**TASK INSTRUCTIONS**
Your job is to write out each record precisely as it stands.

**DATA TO EXAMINE**
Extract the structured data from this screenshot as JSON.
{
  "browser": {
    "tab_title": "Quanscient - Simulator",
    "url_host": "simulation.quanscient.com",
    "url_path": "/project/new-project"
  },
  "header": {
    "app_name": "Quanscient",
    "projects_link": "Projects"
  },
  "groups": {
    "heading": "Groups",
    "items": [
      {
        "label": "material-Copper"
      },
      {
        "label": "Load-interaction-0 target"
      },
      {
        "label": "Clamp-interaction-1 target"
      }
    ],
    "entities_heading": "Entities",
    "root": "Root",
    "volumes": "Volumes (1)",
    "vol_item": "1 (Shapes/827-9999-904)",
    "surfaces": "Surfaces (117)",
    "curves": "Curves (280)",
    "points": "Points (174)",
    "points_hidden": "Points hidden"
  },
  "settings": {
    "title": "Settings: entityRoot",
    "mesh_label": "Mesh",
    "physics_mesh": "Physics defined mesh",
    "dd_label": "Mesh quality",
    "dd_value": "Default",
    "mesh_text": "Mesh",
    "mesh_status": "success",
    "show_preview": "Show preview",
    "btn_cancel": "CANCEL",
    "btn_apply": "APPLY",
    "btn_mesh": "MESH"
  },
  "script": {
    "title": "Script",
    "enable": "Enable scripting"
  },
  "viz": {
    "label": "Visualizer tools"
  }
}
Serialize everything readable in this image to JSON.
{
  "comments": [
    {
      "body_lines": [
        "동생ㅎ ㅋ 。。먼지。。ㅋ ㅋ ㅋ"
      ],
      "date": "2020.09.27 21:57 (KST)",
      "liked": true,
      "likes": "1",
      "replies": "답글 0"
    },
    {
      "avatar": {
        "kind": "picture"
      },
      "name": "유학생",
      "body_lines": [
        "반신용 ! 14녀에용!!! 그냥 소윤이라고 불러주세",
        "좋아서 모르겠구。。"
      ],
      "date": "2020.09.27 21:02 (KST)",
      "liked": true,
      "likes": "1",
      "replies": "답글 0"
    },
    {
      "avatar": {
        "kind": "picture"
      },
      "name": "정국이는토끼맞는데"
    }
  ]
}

**EXERCISE SOLUTION**
Extract the structured data from this screenshot as JSON.
{
  "browser": {
    "tab_title": "Quanscient - Simulator",
    "url_host": "simulation.quanscient.com",
    "url_path": "/project/new-project"
  },
  "header": {
    "app_name": "Quanscient",
    "projects_link": "Projects"
  },
  "groups": {
    "heading": "Groups",
    "items": [
      {
        "label": "material-Copper"
      },
      {
        "label": "Load-interaction-0 target"
      },
      {
        "label": "Clamp-interaction-1 target"
      }
    ],
    "entities_heading": "Entities",
    "root": "Root",
    "volumes": "Volumes (1)",
    "vol_item": "1 (Shapes/827-9999-904)",
    "surfaces": "Surfaces (117)",
    "curves": "Curves (280)",
    "points": "Points (174)",
    "points_hidden": "Points hidden"
  },
  "settings": {
    "title": "Settings: entityRoot",
    "mesh_label": "Mesh",
    "physics_mesh": "Physics defined mesh",
    "dd_label": "Mesh quality",
    "dd_value": "Default",
    "mesh_text": "Mesh",
    "mesh_status": "success",
    "show_preview": "Show preview",
    "btn_cancel": "CANCEL",
    "btn_apply": "APPLY",
    "btn_mesh": "MESH"
  },
  "script": {
    "title": "Script",
    "enable": "Enable scripting"
  },
  "viz": {
    "label": "Visualizer tools"
  }
}
Serialize everything readable in this image to JSON.
{
  "comments": [
    {
      "body_lines": [
        "동생ㅎ ㅋ 。。먼지。。ㅋ ㅋ ㅋ"
      ],
      "date": "2020.09.27 21:57 (KST)",
      "liked": true,
      "likes": "1",
      "replies": "답글 0"
    },
    {
      "avatar": {
        "kind": "picture"
      },
      "name": "유학생",
      "body_lines": [
        "반신용 ! 14녀에용!!! 그냥 소윤이라고 불러주세",
        "좋아서 모르겠구。。"
      ],
      "date": "2020.09.27 21:02 (KST)",
      "liked": true,
      "likes": "1",
      "replies": "답글 0"
    },
    {
      "avatar": {
        "kind": "picture"
      },
      "name": "정국이는토끼맞는데"
    }
  ]
}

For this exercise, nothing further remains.